- Please, please, please don't do everything for them. If they haven't already had to stretch their negotiating necks out there, now's the time. They need to make decisions on what to take to college (this skill will serve them for years to come), which meal ticket to buy, how to pack their car, which classes to take (and drop), finding a roommate, buying books, talking to admissions, college counselors, dorm advisers, and professors. Do not be their alarm clock!! Give them a heads-up that they're on their own. If you are doing all of those things for your kids, you are being talked about by those professionals....I know. (I have 5 family members who work/teach at a college.)
- Realize that these are the years where your kids are going to be making their faith their own. To this point, you've probably "highly encouraged" your kids to be at church and participate in the youth group. They've heard everything you've taught and believe about God and have kind of ridden on the coattails of your belief system. But now they have the freedom to make their own decisions about church attendance or getting involved in a campus ministry. Most are going to question everything they've ever learned. This is normal. They're having to make their faith their own. Give them space and freedom to do this--all while diligently praying for them.
- Your kids are going to make mistakes now that they have all of this freedom. Some are going to mess up badly. The best advice I can give you is this: Keep the Doors Open!!! Let them know you love them unconditionally and that you'll always be there with open arms. Show them how to find their way back to God and let them know they're forgiven. This doesn't mean they may not have to suffer consequences...but they need to know you will always love them.
- Having said "Keep the Doors Open," I'd also tell you to be ready to lay down the law if needed. One of our kids moved out of our house to live with his friends in a college town and still didn't have a job after three months. He was told, "Either get a job or come home!" (He wasn't going to school.) Our kids attending college knew that if they had failing grades, their next year was "on them." Boundaries are good...still. You also are probably still holding some of the purse strings. Use it. This will be great leveraging power.
- This fact is reliable with most kids: The first summer after their freshman year at college is tough when they come home.
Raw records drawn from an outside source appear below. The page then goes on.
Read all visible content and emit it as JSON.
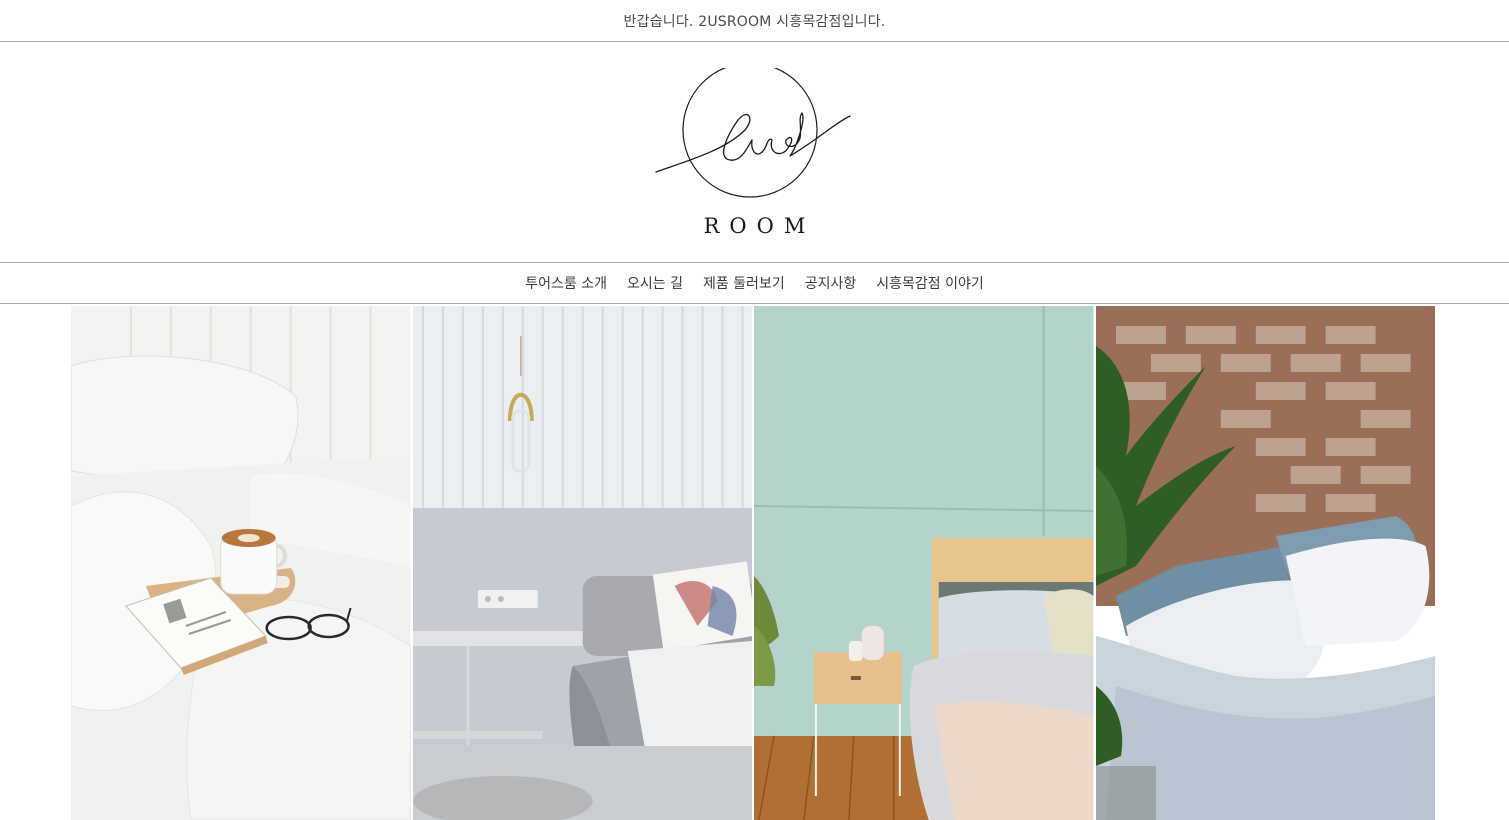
{
  "topbar": {
    "greeting": "반갑습니다. 2USROOM 시흥목감점입니다."
  },
  "logo": {
    "script_text": "2us",
    "wordmark": "ROOM"
  },
  "nav": {
    "items": [
      {
        "label": "투어스룸 소개"
      },
      {
        "label": "오시는 길"
      },
      {
        "label": "제품 둘러보기"
      },
      {
        "label": "공지사항"
      },
      {
        "label": "시흥목감점 이야기"
      }
    ]
  },
  "gallery": {
    "photos": [
      {
        "subject": "white-bedding-with-coffee-and-book"
      },
      {
        "subject": "grey-sofa-bed-with-pendant-light"
      },
      {
        "subject": "mint-wall-bedroom-with-nightstand"
      },
      {
        "subject": "brick-wall-bed-with-blue-pillows"
      }
    ]
  },
  "colors": {
    "border": "#a9a9a9",
    "text": "#444444"
  }
}
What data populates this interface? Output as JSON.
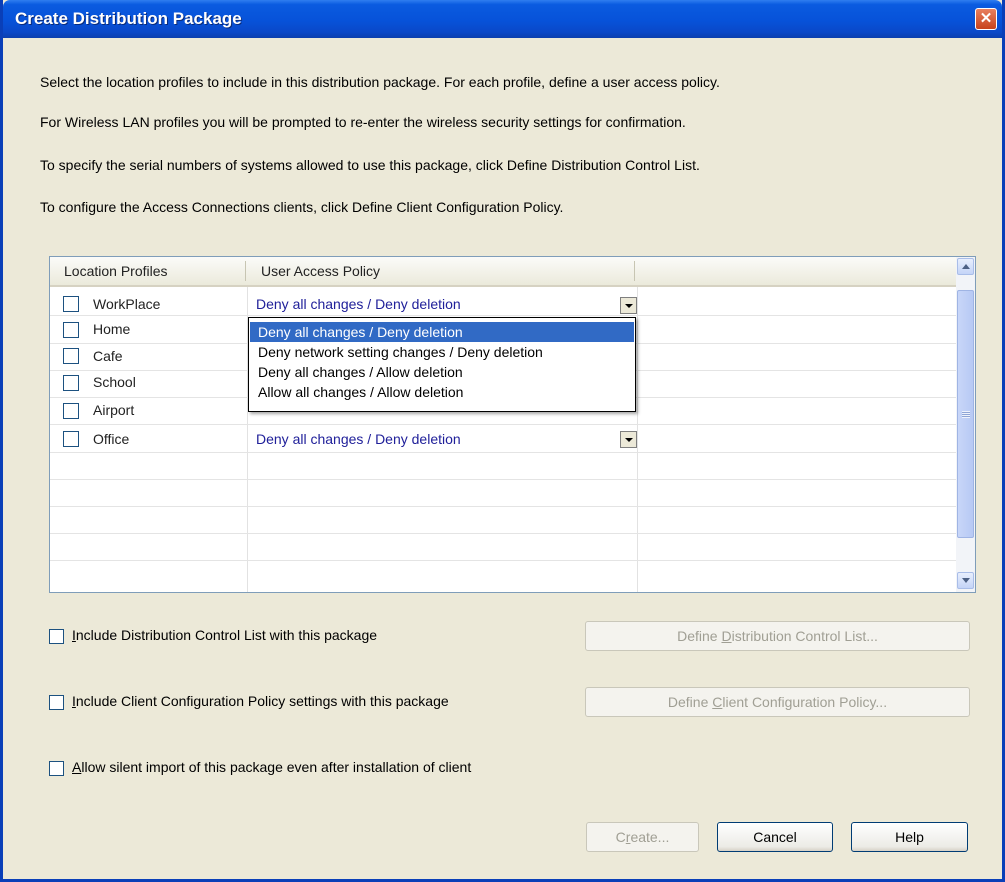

They've had a whole year with new-found freedom and independence. They know more than you do at this point. ;) The good news is it probably won't be this way the next summer. (Oh! And get ready for all their stuff---it grows!)
- Every parent wants to see their child succeed. Send them notes of encouragement, praise, and blessing. Send them care packages. They like tangible things--not just text messages. Fix their favorite meals when they come home (like you'll have a choice!). Expect to spend money when you go visit them--they're going to be ready for some good, free food! Pray for them consistently. Do all of these things...but don't overwhelm them. You'll see them peddling backwards if you push. They need room and space to grow.
- Realize that you're about to gain a friend. As soon as this "expansion process" is complete, you're going to have a brand new relationship. And it's sweet...oh, so sweet!! This is what you've been waiting for and dreaming about. THIS, my friend, is your graduation.